An ethnic German mayor who defeated the prime minister in a runoff to become president of Romania said today his victory signals stronger relations with the West and greater stability for Eastern Europe. Thousands of Romanians celebrated the surprise victory of Klaus Iohannis over Victor Ponta, which the mayor of Sibiu said would lead to "deep change" in Romania. The victory of the slow-talking physics teacher represents a victory for a young, post-communist, well-traveled generation who get their news and views from social media, where Iohannis was widely favored, and not from the mostly pro-government traditional media. Two hours after polls closed, an ashen-faced Ponta conceded defeat. A mass protest transformed into a celebration as Iohannis waded through thousands gathered in a square where many were shot dead during the 1989 anti-communist revolt.

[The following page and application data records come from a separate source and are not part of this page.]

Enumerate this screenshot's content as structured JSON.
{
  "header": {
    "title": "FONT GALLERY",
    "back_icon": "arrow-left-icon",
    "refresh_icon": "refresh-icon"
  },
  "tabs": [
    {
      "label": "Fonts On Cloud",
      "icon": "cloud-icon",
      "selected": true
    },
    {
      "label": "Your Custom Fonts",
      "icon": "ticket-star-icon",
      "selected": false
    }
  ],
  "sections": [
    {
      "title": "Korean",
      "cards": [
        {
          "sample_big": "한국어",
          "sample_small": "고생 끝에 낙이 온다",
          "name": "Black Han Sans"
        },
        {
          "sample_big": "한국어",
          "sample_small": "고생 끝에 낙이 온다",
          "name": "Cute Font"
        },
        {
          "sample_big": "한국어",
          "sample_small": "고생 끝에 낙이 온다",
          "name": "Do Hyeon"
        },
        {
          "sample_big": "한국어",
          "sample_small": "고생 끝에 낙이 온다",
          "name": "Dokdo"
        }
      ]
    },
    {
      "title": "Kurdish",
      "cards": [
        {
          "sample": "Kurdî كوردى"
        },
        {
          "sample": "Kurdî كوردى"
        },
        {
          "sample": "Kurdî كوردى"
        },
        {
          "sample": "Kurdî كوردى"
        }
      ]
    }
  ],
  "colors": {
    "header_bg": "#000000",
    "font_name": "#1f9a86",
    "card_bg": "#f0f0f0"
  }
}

Iohannis tapped into Romanians' desire for a quiet life and an end to bitter conflicts between outgoing President Traian Basescu and Ponta, promising to be a "mediator president." His win was also the failure of the nationalist card played by Ponta, who mocked his rival's minority German ethnicity and the fact that he is a Lutheran and not a member of the powerful Orthodox Church. Challenged to sing the national anthem, Iohannis gave a tenor rendering of the first verse on Friday, to applause. Iohannis said he would "definitely bring more assurances and stability to this region." He promised to crack down on endemic corruption and guarantee an independent justice system and said Parliament must not pass a law that would grant amnesties to people serving prison sentences for corruption. "All this needs to be done as soon as possible," he said.